Jun 5, 2024 - News

This app is helping blind people see the splendor of Colorado's state parks

A woman in sunglasses with a mobility cane stands outside and holds her phone up to a state park sign.

Theresa Montano,  senior solutions architect for the Governor's Office of Information Technology's Technology Accessibility Program team, uses the Aira app at Chatfield State Park. Photo: Courtesy of Colorado Parks and Wildlife

A digital tool is opening the eyes of blind adventurers to the beauty of Colorado's 42 state parks.

How it works: Aira, a mobile app, connects your smartphone or computer camera to professionally-trained virtual agents who offer real-time visual interpretation of the world around you.

  • That includes help with navigation, signs and landmarks, and reading park brochures.
  • The app offers free 30-minute sessions at a time, with the possibility to call back for additional complimentary sessions if needed.

What they're saying: This is a step toward ensuring "everyone feels welcome at our parks," and making them more "equitable and inclusive," Colorado Parks and Wildlife director Jeff Davis said in a statement.

Caveat: Because the app relies on video, a stable cellular connection is required — which can vary widely from park to park.

The big picture: The expansion of Aira at Colorado's parks — in addition to its availability at other state-operated facilities, like the Capitol — marks the latest effort to make public lands more accessible to people with disabilities.

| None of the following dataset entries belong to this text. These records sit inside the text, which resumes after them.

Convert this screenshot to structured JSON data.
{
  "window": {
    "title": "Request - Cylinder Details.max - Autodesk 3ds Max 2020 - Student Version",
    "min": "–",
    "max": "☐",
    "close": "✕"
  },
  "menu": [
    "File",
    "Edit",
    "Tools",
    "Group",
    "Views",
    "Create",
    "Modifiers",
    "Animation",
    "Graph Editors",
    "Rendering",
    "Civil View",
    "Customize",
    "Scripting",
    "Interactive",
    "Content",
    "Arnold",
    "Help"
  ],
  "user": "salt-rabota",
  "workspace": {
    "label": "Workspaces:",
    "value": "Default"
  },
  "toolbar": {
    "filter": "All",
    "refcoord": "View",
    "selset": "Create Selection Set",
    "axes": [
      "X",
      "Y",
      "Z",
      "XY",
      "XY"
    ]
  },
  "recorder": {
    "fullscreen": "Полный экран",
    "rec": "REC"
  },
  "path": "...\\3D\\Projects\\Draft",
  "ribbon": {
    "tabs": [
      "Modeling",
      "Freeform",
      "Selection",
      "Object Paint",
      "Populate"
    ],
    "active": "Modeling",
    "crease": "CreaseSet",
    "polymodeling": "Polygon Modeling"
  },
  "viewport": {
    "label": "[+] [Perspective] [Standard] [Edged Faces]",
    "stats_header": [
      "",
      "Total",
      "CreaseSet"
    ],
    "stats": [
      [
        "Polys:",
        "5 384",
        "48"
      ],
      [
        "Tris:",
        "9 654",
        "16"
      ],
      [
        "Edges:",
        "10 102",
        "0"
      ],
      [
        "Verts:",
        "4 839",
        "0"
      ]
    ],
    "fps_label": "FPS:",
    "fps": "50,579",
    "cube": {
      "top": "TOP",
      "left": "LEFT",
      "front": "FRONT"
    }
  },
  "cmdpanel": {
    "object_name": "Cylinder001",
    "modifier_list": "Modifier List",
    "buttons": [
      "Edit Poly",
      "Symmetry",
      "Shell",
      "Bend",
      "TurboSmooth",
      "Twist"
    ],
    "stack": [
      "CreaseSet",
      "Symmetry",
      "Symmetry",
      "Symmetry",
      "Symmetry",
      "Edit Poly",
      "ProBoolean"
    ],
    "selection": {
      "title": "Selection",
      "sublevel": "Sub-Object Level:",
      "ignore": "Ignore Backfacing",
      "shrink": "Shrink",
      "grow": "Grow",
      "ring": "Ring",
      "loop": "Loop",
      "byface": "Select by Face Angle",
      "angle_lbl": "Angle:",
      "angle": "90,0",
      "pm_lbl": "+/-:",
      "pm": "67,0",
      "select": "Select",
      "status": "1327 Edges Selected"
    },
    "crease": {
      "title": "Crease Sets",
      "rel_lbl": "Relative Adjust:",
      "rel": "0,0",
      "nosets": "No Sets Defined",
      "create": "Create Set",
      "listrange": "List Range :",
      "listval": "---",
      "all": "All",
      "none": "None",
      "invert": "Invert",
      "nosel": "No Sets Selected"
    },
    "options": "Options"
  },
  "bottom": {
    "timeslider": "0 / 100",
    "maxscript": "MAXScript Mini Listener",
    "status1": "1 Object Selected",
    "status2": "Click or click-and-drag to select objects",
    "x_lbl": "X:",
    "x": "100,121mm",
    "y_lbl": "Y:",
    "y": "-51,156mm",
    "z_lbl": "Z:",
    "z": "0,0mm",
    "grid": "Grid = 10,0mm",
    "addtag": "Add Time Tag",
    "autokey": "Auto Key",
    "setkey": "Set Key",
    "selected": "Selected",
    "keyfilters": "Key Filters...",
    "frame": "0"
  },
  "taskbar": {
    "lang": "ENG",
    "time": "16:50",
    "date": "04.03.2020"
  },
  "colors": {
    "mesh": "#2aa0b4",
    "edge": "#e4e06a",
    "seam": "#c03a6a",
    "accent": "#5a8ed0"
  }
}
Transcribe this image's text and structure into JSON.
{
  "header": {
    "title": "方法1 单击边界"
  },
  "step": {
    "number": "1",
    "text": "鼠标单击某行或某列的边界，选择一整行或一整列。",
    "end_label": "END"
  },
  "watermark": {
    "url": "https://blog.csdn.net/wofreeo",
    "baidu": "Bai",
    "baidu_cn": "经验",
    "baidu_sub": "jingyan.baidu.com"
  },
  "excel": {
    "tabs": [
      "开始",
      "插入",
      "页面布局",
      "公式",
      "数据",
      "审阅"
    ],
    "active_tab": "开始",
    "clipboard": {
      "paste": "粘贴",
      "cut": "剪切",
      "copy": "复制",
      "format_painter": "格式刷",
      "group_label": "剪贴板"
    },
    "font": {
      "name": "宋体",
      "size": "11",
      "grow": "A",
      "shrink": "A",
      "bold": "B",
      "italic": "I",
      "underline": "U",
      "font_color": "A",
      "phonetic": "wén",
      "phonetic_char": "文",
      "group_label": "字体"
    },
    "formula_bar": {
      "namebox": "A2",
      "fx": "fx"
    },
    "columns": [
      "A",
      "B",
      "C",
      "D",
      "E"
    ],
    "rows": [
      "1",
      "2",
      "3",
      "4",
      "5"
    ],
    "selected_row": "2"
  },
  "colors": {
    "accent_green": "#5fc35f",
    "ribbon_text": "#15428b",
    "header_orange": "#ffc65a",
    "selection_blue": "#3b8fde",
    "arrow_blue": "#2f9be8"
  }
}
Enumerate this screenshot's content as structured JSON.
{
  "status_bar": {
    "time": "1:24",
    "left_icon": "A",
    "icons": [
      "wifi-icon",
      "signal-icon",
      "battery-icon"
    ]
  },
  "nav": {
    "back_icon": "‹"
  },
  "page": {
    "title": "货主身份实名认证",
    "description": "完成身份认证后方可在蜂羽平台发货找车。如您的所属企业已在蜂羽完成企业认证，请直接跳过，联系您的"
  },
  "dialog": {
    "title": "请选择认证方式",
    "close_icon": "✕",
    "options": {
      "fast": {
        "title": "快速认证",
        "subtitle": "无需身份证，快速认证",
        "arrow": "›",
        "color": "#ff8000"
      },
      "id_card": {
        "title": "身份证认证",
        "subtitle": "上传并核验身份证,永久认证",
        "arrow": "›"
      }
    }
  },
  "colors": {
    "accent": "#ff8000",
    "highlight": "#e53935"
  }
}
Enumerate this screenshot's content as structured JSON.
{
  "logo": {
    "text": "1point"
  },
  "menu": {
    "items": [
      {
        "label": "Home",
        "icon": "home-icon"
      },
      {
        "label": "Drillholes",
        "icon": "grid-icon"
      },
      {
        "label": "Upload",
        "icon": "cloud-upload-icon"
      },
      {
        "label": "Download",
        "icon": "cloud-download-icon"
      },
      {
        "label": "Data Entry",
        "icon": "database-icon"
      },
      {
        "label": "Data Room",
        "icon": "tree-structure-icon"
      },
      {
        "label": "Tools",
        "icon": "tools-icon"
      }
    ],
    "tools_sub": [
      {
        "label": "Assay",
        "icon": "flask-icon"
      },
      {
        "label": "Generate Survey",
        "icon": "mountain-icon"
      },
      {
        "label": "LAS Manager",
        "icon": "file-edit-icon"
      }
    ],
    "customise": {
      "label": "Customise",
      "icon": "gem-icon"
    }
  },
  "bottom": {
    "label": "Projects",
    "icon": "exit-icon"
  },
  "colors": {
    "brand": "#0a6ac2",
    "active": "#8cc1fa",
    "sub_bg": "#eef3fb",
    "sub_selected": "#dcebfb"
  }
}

  • In recent years at least two Colorado state parks, including Staunton and Ridgeway, have introduced track chairs that let people with mobility challenges traverse trails.
avatar

Get more local stories in your inbox with Axios Denver.

🌱

Support local journalism by becoming a member.

Learn more

More Denver stories

Denverpostcard

Get a free daily digest of the most important news in your backyard with Axios Denver.

🌱

Support local journalism by becoming a member.

Learn more